◆ WHAT THE TASK REQUIRES: With all pictures excluded, restate the records that follow exactly as written.

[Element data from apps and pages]
■ ■ ■ ■ ■

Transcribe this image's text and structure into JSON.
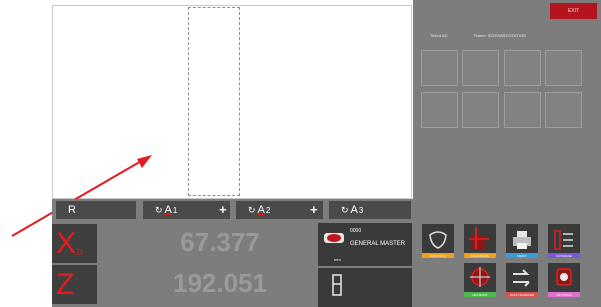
{
  "header": {
    "exit_label": "EXIT",
    "info_left": "Tinted AG",
    "info_right": "Frame: SCHWARZ/STATION"
  },
  "fields": {
    "radius": {
      "label": "R"
    },
    "a1": {
      "rot": "↻",
      "letter": "A",
      "sub": "1",
      "plus": "+"
    },
    "a2": {
      "rot": "↻",
      "letter": "A",
      "sub": "2",
      "plus": "+"
    },
    "a3": {
      "rot": "↻",
      "letter": "A",
      "sub": "3"
    }
  },
  "axes": {
    "x": {
      "letter": "X",
      "sub": "D",
      "value": "67.377"
    },
    "z": {
      "letter": "Z",
      "value": "192.051"
    }
  },
  "program": {
    "id": "0000",
    "name": "GENERAL MASTER",
    "unit": "mm"
  },
  "toolbar": {
    "row1": [
      {
        "label": "FUNCTION",
        "icon": "lens-icon",
        "strip_color": "#f0a020"
      },
      {
        "label": "FUNCTIONS",
        "icon": "edge-icon",
        "strip_color": "#f0a020"
      },
      {
        "label": "PRINT",
        "icon": "printer-icon",
        "strip_color": "#3b9bd9"
      },
      {
        "label": "DATABASE",
        "icon": "list-icon",
        "strip_color": "#7a5ad8"
      }
    ],
    "row2": [
      {
        "label": "NETWORK",
        "icon": "target-icon",
        "strip_color": "#4cb94c"
      },
      {
        "label": "DATA TRANSFER",
        "icon": "transfer-icon",
        "strip_color": "#d9534f"
      },
      {
        "label": "SETTINGS",
        "icon": "settings-icon",
        "strip_color": "#e070d0"
      }
    ]
  },
  "colors": {
    "panel": "#7d7d7d",
    "accent_red": "#e31c1c",
    "exit_red": "#b3141e"
  }
}
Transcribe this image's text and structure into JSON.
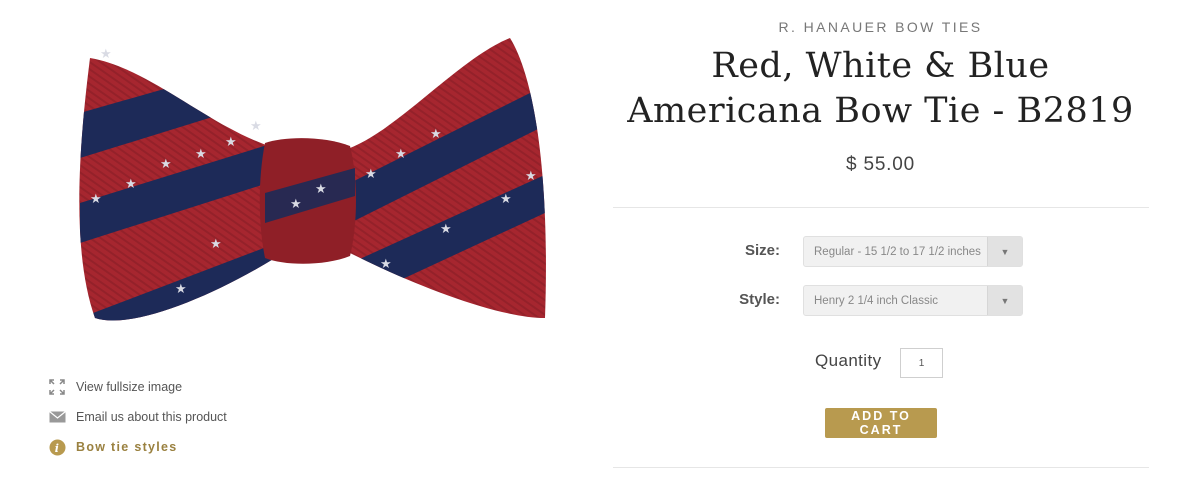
{
  "product": {
    "brand": "R. HANAUER BOW TIES",
    "title": "Red, White & Blue Americana Bow Tie - B2819",
    "price": "$ 55.00",
    "image_alt": "Red, White & Blue Americana bow tie",
    "colors": {
      "red": "#a6262f",
      "navy": "#1d2a58",
      "star": "#d9dbe4",
      "accent": "#b89a4f"
    }
  },
  "links": {
    "fullsize": "View fullsize image",
    "email": "Email us about this product",
    "styles": "Bow tie styles"
  },
  "options": {
    "size_label": "Size:",
    "size_value": "Regular - 15 1/2 to 17 1/2 inches",
    "style_label": "Style:",
    "style_value": "Henry 2 1/4 inch Classic"
  },
  "cart": {
    "quantity_label": "Quantity",
    "quantity_value": "1",
    "add_label": "ADD TO CART"
  }
}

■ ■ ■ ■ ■

◆ ANSWER TO THIS EXERCISE:
Transcribe this image's text and structure into JSON.
{
  "header": {
    "exit_label": "EXIT",
    "info_left": "Tinted AG",
    "info_right": "Frame: SCHWARZ/STATION"
  },
  "fields": {
    "radius": {
      "label": "R"
    },
    "a1": {
      "rot": "↻",
      "letter": "A",
      "sub": "1",
      "plus": "+"
    },
    "a2": {
      "rot": "↻",
      "letter": "A",
      "sub": "2",
      "plus": "+"
    },
    "a3": {
      "rot": "↻",
      "letter": "A",
      "sub": "3"
    }
  },
  "axes": {
    "x": {
      "letter": "X",
      "sub": "D",
      "value": "67.377"
    },
    "z": {
      "letter": "Z",
      "value": "192.051"
    }
  },
  "program": {
    "id": "0000",
    "name": "GENERAL MASTER",
    "unit": "mm"
  },
  "toolbar": {
    "row1": [
      {
        "label": "FUNCTION",
        "icon": "lens-icon",
        "strip_color": "#f0a020"
      },
      {
        "label": "FUNCTIONS",
        "icon": "edge-icon",
        "strip_color": "#f0a020"
      },
      {
        "label": "PRINT",
        "icon": "printer-icon",
        "strip_color": "#3b9bd9"
      },
      {
        "label": "DATABASE",
        "icon": "list-icon",
        "strip_color": "#7a5ad8"
      }
    ],
    "row2": [
      {
        "label": "NETWORK",
        "icon": "target-icon",
        "strip_color": "#4cb94c"
      },
      {
        "label": "DATA TRANSFER",
        "icon": "transfer-icon",
        "strip_color": "#d9534f"
      },
      {
        "label": "SETTINGS",
        "icon": "settings-icon",
        "strip_color": "#e070d0"
      }
    ]
  },
  "colors": {
    "panel": "#7d7d7d",
    "accent_red": "#e31c1c",
    "exit_red": "#b3141e"
  }
}
Transcribe this image's text and structure into JSON.
{
  "product": {
    "brand": "R. HANAUER BOW TIES",
    "title": "Red, White & Blue Americana Bow Tie - B2819",
    "price": "$ 55.00",
    "image_alt": "Red, White & Blue Americana bow tie",
    "colors": {
      "red": "#a6262f",
      "navy": "#1d2a58",
      "star": "#d9dbe4",
      "accent": "#b89a4f"
    }
  },
  "links": {
    "fullsize": "View fullsize image",
    "email": "Email us about this product",
    "styles": "Bow tie styles"
  },
  "options": {
    "size_label": "Size:",
    "size_value": "Regular - 15 1/2 to 17 1/2 inches",
    "style_label": "Style:",
    "style_value": "Henry 2 1/4 inch Classic"
  },
  "cart": {
    "quantity_label": "Quantity",
    "quantity_value": "1",
    "add_label": "ADD TO CART"
  }
}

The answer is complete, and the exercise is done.